One negative is that with a $4 price point, to purchase every issue each month is a $16 investment in the magazine, up from the $10 investment of the previous edition. Some may view this as another grab for extra cash. And, it is a valid question as to whether these collective issues add $6 of value over the existing version.
Another negative is some issues of the magazine, if they are focused on a game system that a player is not interested in, really aren’t worth the asking price. If GW hopes to get a majority of folks to purchase each issue, they will want to try to balance the content a bit more. Also, as of yet, a subscription is not available for the weekly magazine, which makes it difficult for those who live a significant distance away from a games store to keep up with the game as much as they could before.
With all of that said, I do say that it is an interesting read. The shorter, focused issues are enjoyable from cover to cover for the most part. I just hope that in this feeling out period, the editorial team continues to tweak pieces of it, hopefully striking a better balance between the game systems covered and fleshing out the format of some of the weaker sections of the magazine – such as the battle report – in order to make it a better product.
Rating: 5 out of 7 – Good

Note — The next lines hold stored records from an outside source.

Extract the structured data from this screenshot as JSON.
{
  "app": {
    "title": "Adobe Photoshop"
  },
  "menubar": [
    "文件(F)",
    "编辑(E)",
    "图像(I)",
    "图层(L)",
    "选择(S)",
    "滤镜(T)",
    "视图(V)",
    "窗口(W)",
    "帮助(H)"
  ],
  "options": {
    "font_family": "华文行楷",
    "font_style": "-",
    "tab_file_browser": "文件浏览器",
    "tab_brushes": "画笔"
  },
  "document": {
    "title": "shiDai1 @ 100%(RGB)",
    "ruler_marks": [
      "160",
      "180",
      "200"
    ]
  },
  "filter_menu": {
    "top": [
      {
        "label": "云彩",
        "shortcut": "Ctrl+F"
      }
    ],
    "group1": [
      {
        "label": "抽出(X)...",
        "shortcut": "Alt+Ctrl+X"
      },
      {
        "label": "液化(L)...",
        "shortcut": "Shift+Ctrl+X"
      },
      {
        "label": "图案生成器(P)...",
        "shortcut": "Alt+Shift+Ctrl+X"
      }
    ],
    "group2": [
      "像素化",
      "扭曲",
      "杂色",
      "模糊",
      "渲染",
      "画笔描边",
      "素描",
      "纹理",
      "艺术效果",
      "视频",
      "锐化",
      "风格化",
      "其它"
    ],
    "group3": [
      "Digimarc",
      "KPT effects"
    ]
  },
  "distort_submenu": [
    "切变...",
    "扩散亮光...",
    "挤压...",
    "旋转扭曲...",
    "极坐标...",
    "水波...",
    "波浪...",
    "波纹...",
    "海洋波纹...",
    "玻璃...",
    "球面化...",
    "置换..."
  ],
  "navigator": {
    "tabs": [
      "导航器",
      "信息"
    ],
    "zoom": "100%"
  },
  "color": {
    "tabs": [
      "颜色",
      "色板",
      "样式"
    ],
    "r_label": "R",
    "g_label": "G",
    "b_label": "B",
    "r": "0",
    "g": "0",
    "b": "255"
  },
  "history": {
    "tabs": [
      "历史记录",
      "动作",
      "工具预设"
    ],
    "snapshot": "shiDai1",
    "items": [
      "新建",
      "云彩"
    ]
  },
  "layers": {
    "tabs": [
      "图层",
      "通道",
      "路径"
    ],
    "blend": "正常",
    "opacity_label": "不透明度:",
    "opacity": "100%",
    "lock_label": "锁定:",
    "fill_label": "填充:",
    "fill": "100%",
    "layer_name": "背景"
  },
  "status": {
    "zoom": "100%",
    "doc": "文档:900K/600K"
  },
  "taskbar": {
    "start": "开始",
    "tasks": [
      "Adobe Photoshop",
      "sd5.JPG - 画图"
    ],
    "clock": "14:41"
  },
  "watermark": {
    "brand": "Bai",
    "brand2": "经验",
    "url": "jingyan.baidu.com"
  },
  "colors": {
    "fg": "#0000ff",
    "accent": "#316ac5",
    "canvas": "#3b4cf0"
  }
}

What are your thoughts? Is there anything else you would like to see changed in the new look White Dwarf? Let me know what you think of the new magazine in the comments below.
Next for Warhammer Coverage: Tomorrow on Toss-up Thursday, we take a look at this coming weekend’s Warhammer Fantasy U.S. Masters Tournament: what to expect, where to get more information and how to follow the action!